#### Task statement:
Your answer must be an exact copy of the entries below, with every picture removed.

#### Provided data:
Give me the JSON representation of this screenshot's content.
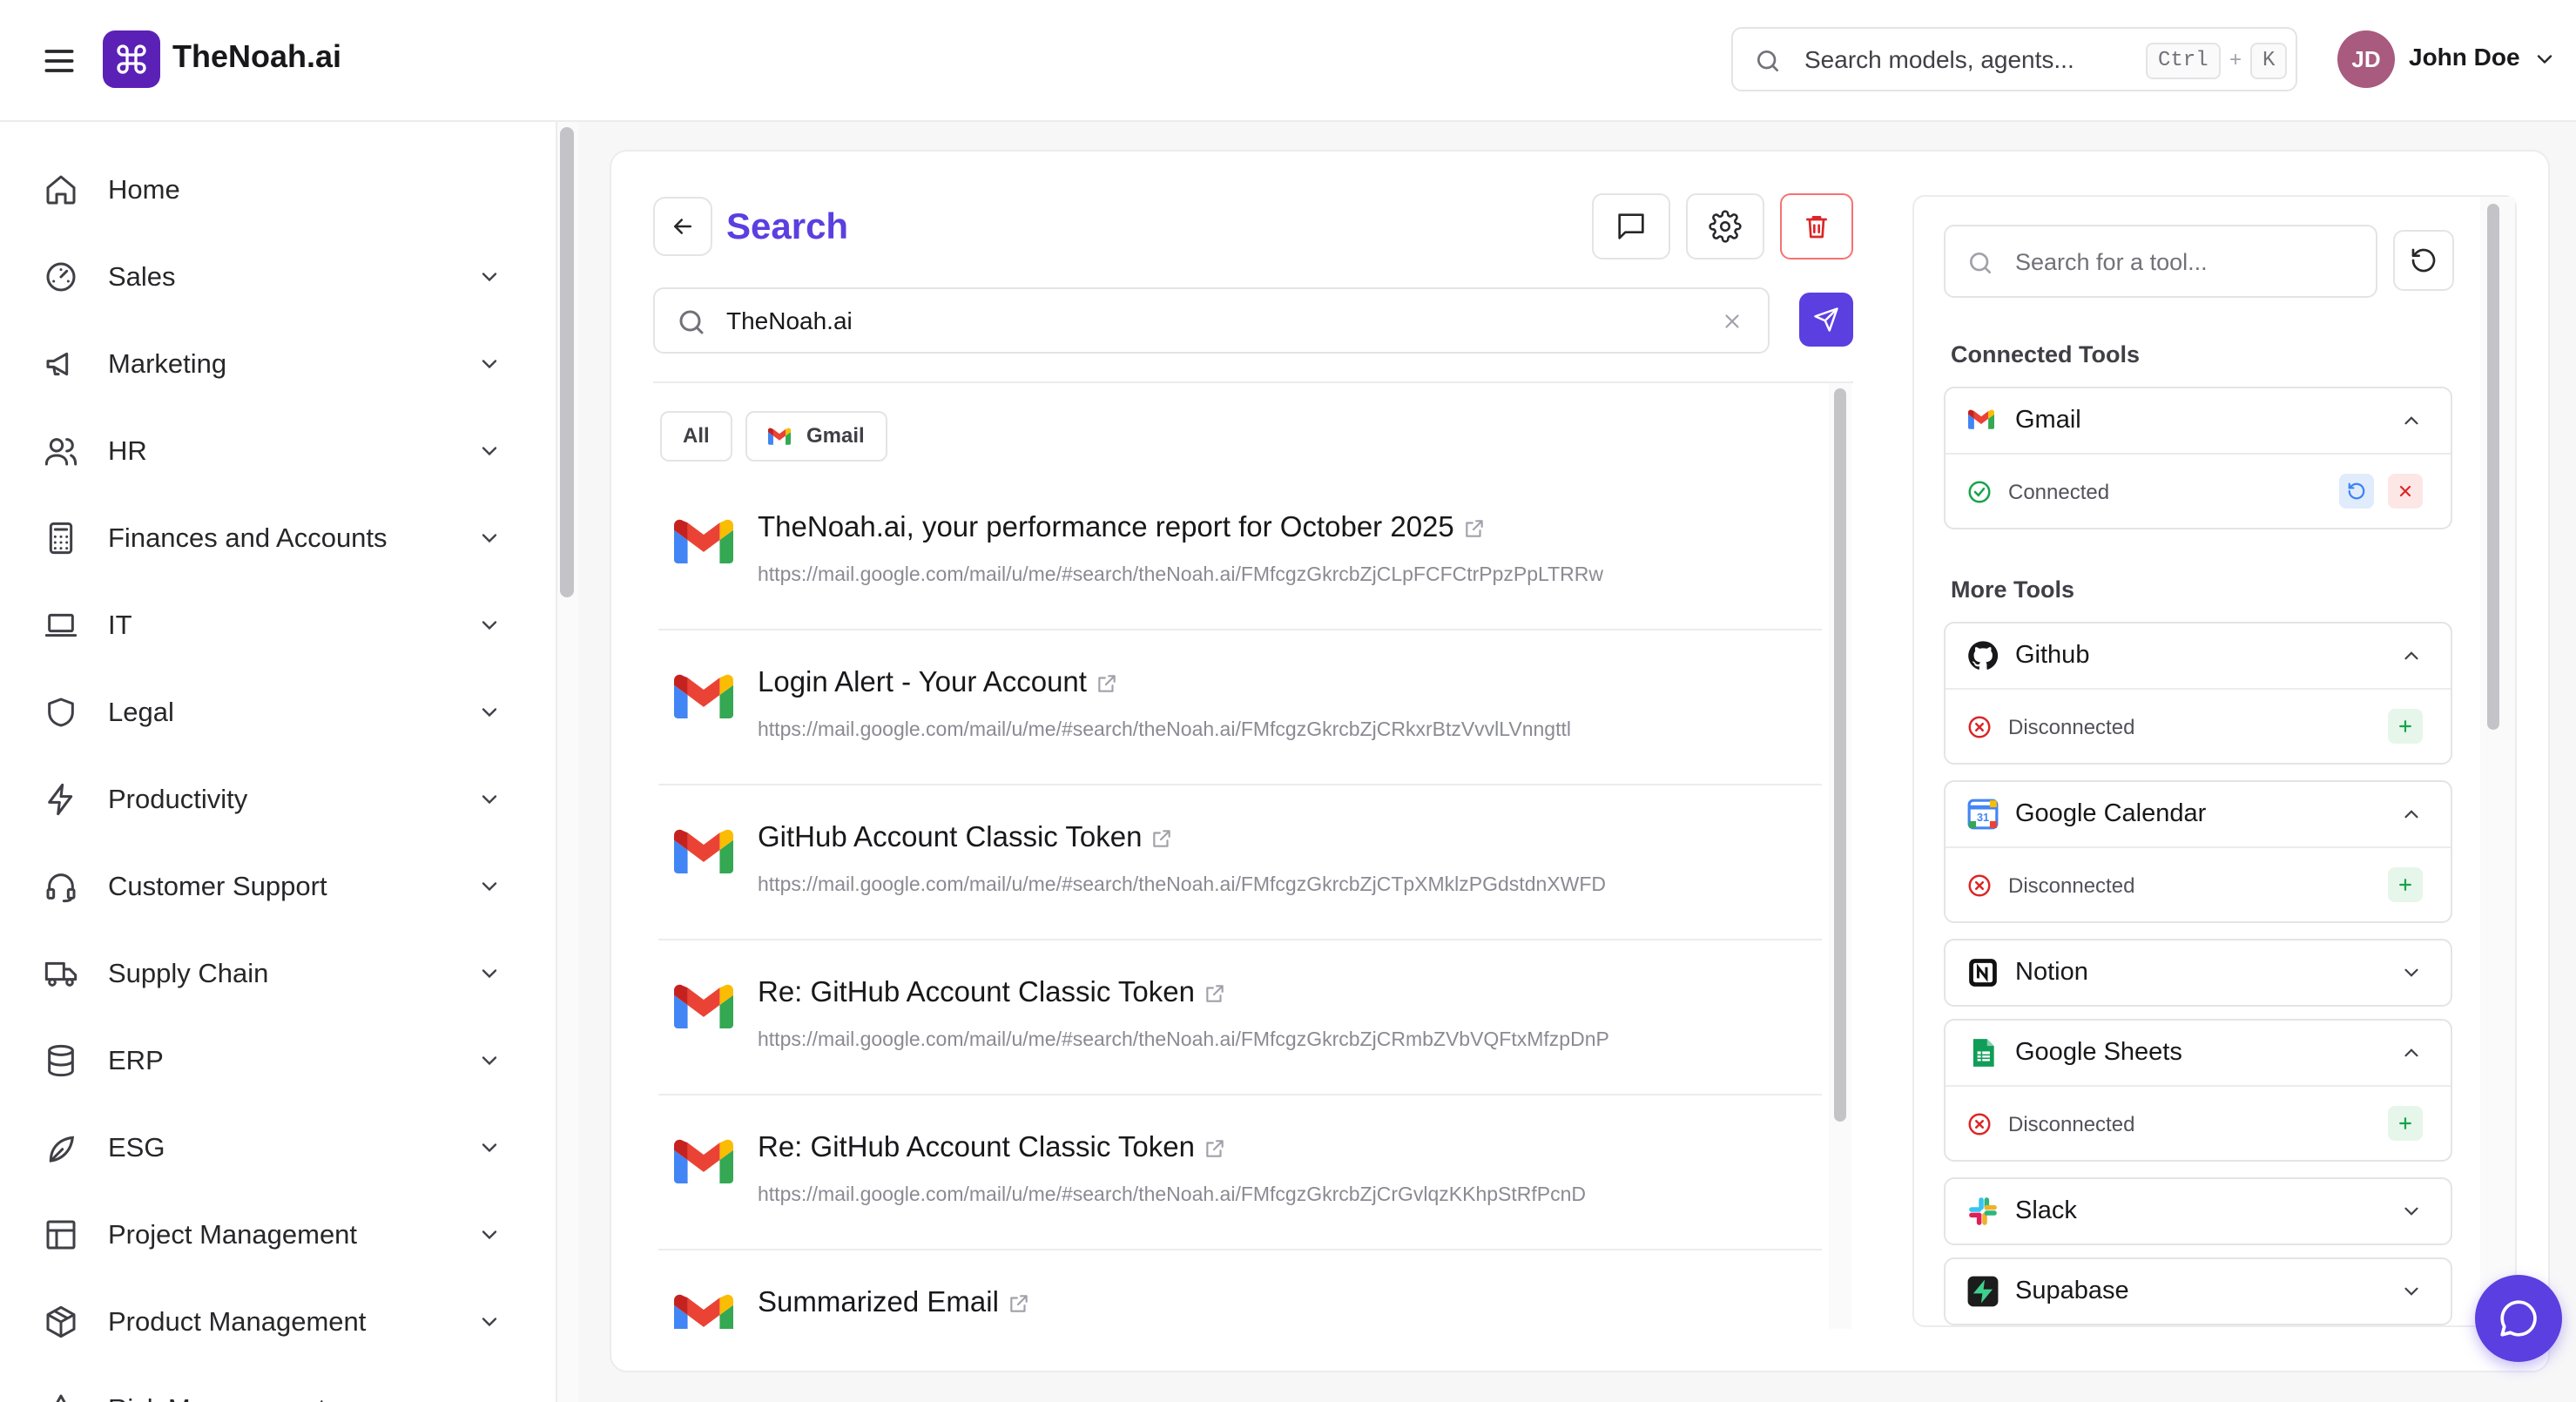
{
  "app": {
    "brand": "TheNoah.ai"
  },
  "header": {
    "search_placeholder": "Search models, agents...",
    "shortcut_ctrl": "Ctrl",
    "shortcut_plus": "+",
    "shortcut_key": "K",
    "user_initials": "JD",
    "user_name": "John Doe"
  },
  "sidebar": {
    "items": [
      {
        "label": "Home",
        "icon": "home-icon"
      },
      {
        "label": "Sales",
        "icon": "gauge-icon"
      },
      {
        "label": "Marketing",
        "icon": "megaphone-icon"
      },
      {
        "label": "HR",
        "icon": "users-icon"
      },
      {
        "label": "Finances and Accounts",
        "icon": "calculator-icon"
      },
      {
        "label": "IT",
        "icon": "laptop-icon"
      },
      {
        "label": "Legal",
        "icon": "shield-icon"
      },
      {
        "label": "Productivity",
        "icon": "bolt-icon"
      },
      {
        "label": "Customer Support",
        "icon": "headset-icon"
      },
      {
        "label": "Supply Chain",
        "icon": "truck-icon"
      },
      {
        "label": "ERP",
        "icon": "database-icon"
      },
      {
        "label": "ESG",
        "icon": "leaf-icon"
      },
      {
        "label": "Project Management",
        "icon": "layout-icon"
      },
      {
        "label": "Product Management",
        "icon": "package-icon"
      },
      {
        "label": "Risk Management",
        "icon": "warning-icon"
      }
    ]
  },
  "search_page": {
    "title": "Search",
    "query": "TheNoah.ai",
    "filters": {
      "all": "All",
      "gmail": "Gmail"
    },
    "results": [
      {
        "title": "TheNoah.ai, your performance report for October 2025",
        "url": "https://mail.google.com/mail/u/me/#search/theNoah.ai/FMfcgzGkrcbZjCLpFCFCtrPpzPpLTRRw"
      },
      {
        "title": "Login Alert - Your Account",
        "url": "https://mail.google.com/mail/u/me/#search/theNoah.ai/FMfcgzGkrcbZjCRkxrBtzVvvlLVnngttl"
      },
      {
        "title": "GitHub Account Classic Token",
        "url": "https://mail.google.com/mail/u/me/#search/theNoah.ai/FMfcgzGkrcbZjCTpXMklzPGdstdnXWFD"
      },
      {
        "title": "Re: GitHub Account Classic Token",
        "url": "https://mail.google.com/mail/u/me/#search/theNoah.ai/FMfcgzGkrcbZjCRmbZVbVQFtxMfzpDnP"
      },
      {
        "title": "Re: GitHub Account Classic Token",
        "url": "https://mail.google.com/mail/u/me/#search/theNoah.ai/FMfcgzGkrcbZjCrGvlqzKKhpStRfPcnD"
      },
      {
        "title": "Summarized Email",
        "url": ""
      }
    ]
  },
  "tools_panel": {
    "search_placeholder": "Search for a tool...",
    "connected_heading": "Connected Tools",
    "more_heading": "More Tools",
    "connected": [
      {
        "name": "Gmail",
        "status": "Connected",
        "icon": "gmail-icon"
      }
    ],
    "more": [
      {
        "name": "Github",
        "status": "Disconnected",
        "icon": "github-icon",
        "expanded": true
      },
      {
        "name": "Google Calendar",
        "status": "Disconnected",
        "icon": "google-calendar-icon",
        "expanded": true
      },
      {
        "name": "Notion",
        "status": "",
        "icon": "notion-icon",
        "expanded": false
      },
      {
        "name": "Google Sheets",
        "status": "Disconnected",
        "icon": "google-sheets-icon",
        "expanded": true
      },
      {
        "name": "Slack",
        "status": "",
        "icon": "slack-icon",
        "expanded": false
      },
      {
        "name": "Supabase",
        "status": "",
        "icon": "supabase-icon",
        "expanded": false
      }
    ]
  },
  "colors": {
    "accent": "#5b3fe0",
    "brand_logo": "#5b21b6",
    "connected": "#16a34a",
    "disconnected": "#dc2626"
  }
}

#### Exercise solution:
Give me the JSON representation of this screenshot's content.
{
  "app": {
    "brand": "TheNoah.ai"
  },
  "header": {
    "search_placeholder": "Search models, agents...",
    "shortcut_ctrl": "Ctrl",
    "shortcut_plus": "+",
    "shortcut_key": "K",
    "user_initials": "JD",
    "user_name": "John Doe"
  },
  "sidebar": {
    "items": [
      {
        "label": "Home",
        "icon": "home-icon"
      },
      {
        "label": "Sales",
        "icon": "gauge-icon"
      },
      {
        "label": "Marketing",
        "icon": "megaphone-icon"
      },
      {
        "label": "HR",
        "icon": "users-icon"
      },
      {
        "label": "Finances and Accounts",
        "icon": "calculator-icon"
      },
      {
        "label": "IT",
        "icon": "laptop-icon"
      },
      {
        "label": "Legal",
        "icon": "shield-icon"
      },
      {
        "label": "Productivity",
        "icon": "bolt-icon"
      },
      {
        "label": "Customer Support",
        "icon": "headset-icon"
      },
      {
        "label": "Supply Chain",
        "icon": "truck-icon"
      },
      {
        "label": "ERP",
        "icon": "database-icon"
      },
      {
        "label": "ESG",
        "icon": "leaf-icon"
      },
      {
        "label": "Project Management",
        "icon": "layout-icon"
      },
      {
        "label": "Product Management",
        "icon": "package-icon"
      },
      {
        "label": "Risk Management",
        "icon": "warning-icon"
      }
    ]
  },
  "search_page": {
    "title": "Search",
    "query": "TheNoah.ai",
    "filters": {
      "all": "All",
      "gmail": "Gmail"
    },
    "results": [
      {
        "title": "TheNoah.ai, your performance report for October 2025",
        "url": "https://mail.google.com/mail/u/me/#search/theNoah.ai/FMfcgzGkrcbZjCLpFCFCtrPpzPpLTRRw"
      },
      {
        "title": "Login Alert - Your Account",
        "url": "https://mail.google.com/mail/u/me/#search/theNoah.ai/FMfcgzGkrcbZjCRkxrBtzVvvlLVnngttl"
      },
      {
        "title": "GitHub Account Classic Token",
        "url": "https://mail.google.com/mail/u/me/#search/theNoah.ai/FMfcgzGkrcbZjCTpXMklzPGdstdnXWFD"
      },
      {
        "title": "Re: GitHub Account Classic Token",
        "url": "https://mail.google.com/mail/u/me/#search/theNoah.ai/FMfcgzGkrcbZjCRmbZVbVQFtxMfzpDnP"
      },
      {
        "title": "Re: GitHub Account Classic Token",
        "url": "https://mail.google.com/mail/u/me/#search/theNoah.ai/FMfcgzGkrcbZjCrGvlqzKKhpStRfPcnD"
      },
      {
        "title": "Summarized Email",
        "url": ""
      }
    ]
  },
  "tools_panel": {
    "search_placeholder": "Search for a tool...",
    "connected_heading": "Connected Tools",
    "more_heading": "More Tools",
    "connected": [
      {
        "name": "Gmail",
        "status": "Connected",
        "icon": "gmail-icon"
      }
    ],
    "more": [
      {
        "name": "Github",
        "status": "Disconnected",
        "icon": "github-icon",
        "expanded": true
      },
      {
        "name": "Google Calendar",
        "status": "Disconnected",
        "icon": "google-calendar-icon",
        "expanded": true
      },
      {
        "name": "Notion",
        "status": "",
        "icon": "notion-icon",
        "expanded": false
      },
      {
        "name": "Google Sheets",
        "status": "Disconnected",
        "icon": "google-sheets-icon",
        "expanded": true
      },
      {
        "name": "Slack",
        "status": "",
        "icon": "slack-icon",
        "expanded": false
      },
      {
        "name": "Supabase",
        "status": "",
        "icon": "supabase-icon",
        "expanded": false
      }
    ]
  },
  "colors": {
    "accent": "#5b3fe0",
    "brand_logo": "#5b21b6",
    "connected": "#16a34a",
    "disconnected": "#dc2626"
  }
}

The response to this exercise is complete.